Politically, the suburbs setting real estate records are already welded to the Liberal Party. The places with the pain can swing. Not helping the Federal Government’s cause is the demolition by Macquarie Bank economist Rory Robertson of John Howard’s attempt to blame state governments for tough housing affordability.
An SMH investigation last month showed even Liberal politicians aren’t immune – MP Pat Farmer is having trouble unloading his own properties. And Farmer isn’t the only western suburbs aspirational to be punting on property. Other studies have found it’s often not the eastern suburbs landlord class that’s been punting on western suburbs bungalows – the western locals have been swept up in the national spruiking of real estate investment since the capital gains tax changes.

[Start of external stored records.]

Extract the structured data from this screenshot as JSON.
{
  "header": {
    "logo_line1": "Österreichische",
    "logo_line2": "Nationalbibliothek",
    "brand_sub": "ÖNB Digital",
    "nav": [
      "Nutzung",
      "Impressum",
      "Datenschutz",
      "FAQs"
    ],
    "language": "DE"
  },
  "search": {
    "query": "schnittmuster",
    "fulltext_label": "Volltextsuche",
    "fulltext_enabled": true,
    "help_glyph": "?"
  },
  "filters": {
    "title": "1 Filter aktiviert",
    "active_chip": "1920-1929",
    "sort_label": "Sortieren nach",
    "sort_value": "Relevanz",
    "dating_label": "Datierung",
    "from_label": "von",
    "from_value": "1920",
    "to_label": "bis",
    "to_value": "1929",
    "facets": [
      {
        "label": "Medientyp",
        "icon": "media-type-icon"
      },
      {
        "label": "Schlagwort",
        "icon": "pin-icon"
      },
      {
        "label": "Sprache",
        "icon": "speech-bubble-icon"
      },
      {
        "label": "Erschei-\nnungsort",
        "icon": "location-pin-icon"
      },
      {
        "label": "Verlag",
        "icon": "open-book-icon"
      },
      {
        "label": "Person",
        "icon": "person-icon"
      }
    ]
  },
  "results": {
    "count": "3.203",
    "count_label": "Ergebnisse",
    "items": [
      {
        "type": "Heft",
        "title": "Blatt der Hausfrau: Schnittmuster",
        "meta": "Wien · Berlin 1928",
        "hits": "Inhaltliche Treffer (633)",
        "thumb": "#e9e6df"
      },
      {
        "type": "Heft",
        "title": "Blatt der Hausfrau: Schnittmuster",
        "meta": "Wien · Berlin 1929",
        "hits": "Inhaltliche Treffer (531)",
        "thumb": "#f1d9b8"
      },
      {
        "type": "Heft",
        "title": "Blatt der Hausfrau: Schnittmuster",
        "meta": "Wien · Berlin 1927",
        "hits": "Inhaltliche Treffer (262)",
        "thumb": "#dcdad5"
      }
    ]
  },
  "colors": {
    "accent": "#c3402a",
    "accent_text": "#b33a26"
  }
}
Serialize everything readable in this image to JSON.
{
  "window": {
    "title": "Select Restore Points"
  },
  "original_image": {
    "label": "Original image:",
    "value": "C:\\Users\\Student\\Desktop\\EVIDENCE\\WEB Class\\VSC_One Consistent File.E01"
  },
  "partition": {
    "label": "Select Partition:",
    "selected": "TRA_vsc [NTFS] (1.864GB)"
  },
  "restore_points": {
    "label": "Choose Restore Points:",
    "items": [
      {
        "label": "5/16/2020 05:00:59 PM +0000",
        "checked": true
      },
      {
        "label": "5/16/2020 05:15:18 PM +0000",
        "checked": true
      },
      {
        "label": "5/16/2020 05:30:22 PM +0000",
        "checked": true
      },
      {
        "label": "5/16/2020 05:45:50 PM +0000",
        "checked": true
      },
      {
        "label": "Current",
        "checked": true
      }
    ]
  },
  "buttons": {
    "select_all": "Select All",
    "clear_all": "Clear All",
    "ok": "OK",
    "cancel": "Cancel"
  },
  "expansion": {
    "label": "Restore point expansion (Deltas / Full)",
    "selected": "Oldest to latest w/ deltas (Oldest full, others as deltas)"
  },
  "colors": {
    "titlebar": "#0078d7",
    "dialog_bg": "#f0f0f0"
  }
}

And the boom states might not be immune yet either. While West Australian real estate continues to boom, WA treasurer Eric Ripper is warning that it won’t last. In an interview for this afternoon’s Eureka Report, Ripper confirms there are land releases on the way and the boom is not sustainable.